- Trading Repo Direct – Repo business will evolve between end-buyers (e.g. money funds) and end-sellers (e.g. hedge funds) – effectively eliminating the middle-men in the Repo market. Not because the end-buyers and end-sellers want to eliminate the middle-man, large banks will just find the cost of standing between two counterparties too costly. The entire market will evolve away from the dealer-to-customer model that’s existed since the dawn of finance. Instead, “customers” of the Street will join the CCPs like FICC and LCH.Clearnet.
- Regulatory Arbitrage – Wherever there’s a regulation, there’s a loophole or an exemption somewhere, and where there’s a business need, firms will find a way to make money. There will be increased Repo market-making activity from entities that can compete in the securities financing markets. Perhaps the pendulum will swing back to favor the large U.S. broker-dealer, or some kind of off-shore entity.
- Shrinking Repo Market – Many pundits have projected that the Repo market will shrink drastically from its current $4.6 trillion in the U.S. and $7.5 trillion in Europe. Added regulation and capital requirements will certainly mean a smaller market, in general, but claims of a major hit to the Repo market are deceiving. As more Repo business is done direct, it will appear the Repo market is shrinking when fundamentally it is not. Say currently a German bank borrows from a securities lending bank, and then lends those securities to a hedge fund. Suppose with new regulations that transaction becomes too expensive and the German bank middle-man is priced out of the market. The hedge fund still needs to borrow the securities and the securities lending group still has those securities to lend. Those transactions will happen, just not through a large bank middle-man anymore. On paper, the volume of that Repo transaction was just cut in half, but in reality there was really no fundamental change in the size of the Repo market.
* Detailed in a Bloomberg News Article, “Automatic Stay May Harm Repo More Than Liquidity Rules: Skyrm”; by Alex Harris; August 5, 2013.
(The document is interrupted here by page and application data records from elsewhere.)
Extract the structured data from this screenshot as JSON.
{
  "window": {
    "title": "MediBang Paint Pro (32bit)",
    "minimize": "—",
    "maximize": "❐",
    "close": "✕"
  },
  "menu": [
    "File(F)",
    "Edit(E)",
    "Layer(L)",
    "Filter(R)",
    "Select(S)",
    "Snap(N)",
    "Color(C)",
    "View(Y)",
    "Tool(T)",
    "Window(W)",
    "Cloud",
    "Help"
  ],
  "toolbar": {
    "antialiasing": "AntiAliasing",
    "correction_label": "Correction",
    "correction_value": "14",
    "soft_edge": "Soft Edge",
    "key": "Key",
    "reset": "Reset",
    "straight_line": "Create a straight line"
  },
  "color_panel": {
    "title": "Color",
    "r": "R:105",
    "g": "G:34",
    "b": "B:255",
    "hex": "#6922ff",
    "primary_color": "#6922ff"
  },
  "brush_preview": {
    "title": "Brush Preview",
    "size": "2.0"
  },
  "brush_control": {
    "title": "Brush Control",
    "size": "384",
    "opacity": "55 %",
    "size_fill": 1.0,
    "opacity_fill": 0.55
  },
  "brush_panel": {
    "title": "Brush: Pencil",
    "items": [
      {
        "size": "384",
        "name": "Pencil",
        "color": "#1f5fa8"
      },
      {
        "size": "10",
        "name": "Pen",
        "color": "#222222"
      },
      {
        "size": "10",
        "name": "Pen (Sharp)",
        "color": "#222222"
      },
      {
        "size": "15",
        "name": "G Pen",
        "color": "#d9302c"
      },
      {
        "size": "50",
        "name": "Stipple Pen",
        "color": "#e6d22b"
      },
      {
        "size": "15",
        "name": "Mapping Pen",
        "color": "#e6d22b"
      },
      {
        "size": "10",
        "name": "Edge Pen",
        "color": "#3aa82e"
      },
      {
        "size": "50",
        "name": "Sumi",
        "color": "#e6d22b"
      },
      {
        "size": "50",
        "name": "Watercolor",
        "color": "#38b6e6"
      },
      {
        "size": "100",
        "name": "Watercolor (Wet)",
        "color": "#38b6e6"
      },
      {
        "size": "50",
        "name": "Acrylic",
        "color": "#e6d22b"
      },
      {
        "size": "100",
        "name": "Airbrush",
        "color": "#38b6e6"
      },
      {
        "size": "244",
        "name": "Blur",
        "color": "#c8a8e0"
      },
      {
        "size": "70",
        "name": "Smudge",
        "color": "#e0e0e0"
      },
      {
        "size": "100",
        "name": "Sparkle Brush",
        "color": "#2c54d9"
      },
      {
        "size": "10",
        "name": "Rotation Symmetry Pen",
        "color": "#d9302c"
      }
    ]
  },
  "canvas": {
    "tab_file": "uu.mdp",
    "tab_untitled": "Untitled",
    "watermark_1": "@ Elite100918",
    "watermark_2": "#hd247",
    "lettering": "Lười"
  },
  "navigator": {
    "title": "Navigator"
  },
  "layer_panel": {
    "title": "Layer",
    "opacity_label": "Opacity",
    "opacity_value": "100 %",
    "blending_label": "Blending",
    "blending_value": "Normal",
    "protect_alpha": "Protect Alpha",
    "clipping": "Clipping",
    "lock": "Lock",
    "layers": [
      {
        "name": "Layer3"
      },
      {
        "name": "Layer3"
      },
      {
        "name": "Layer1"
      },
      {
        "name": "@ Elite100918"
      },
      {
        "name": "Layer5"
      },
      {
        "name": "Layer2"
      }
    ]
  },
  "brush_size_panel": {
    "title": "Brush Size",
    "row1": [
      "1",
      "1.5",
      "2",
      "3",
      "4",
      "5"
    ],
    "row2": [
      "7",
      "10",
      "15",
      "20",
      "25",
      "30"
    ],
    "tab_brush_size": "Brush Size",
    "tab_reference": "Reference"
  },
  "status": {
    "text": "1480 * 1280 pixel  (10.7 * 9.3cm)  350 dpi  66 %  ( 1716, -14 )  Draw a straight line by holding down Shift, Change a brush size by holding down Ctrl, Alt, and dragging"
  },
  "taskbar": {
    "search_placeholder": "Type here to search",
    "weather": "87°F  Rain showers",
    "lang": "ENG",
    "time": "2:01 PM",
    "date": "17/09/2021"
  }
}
**If someone with a legal background understands this new rule, please feel free to contact me. Everything will naturally remain confidential.
*** That number is low compared to most Repo market size estimates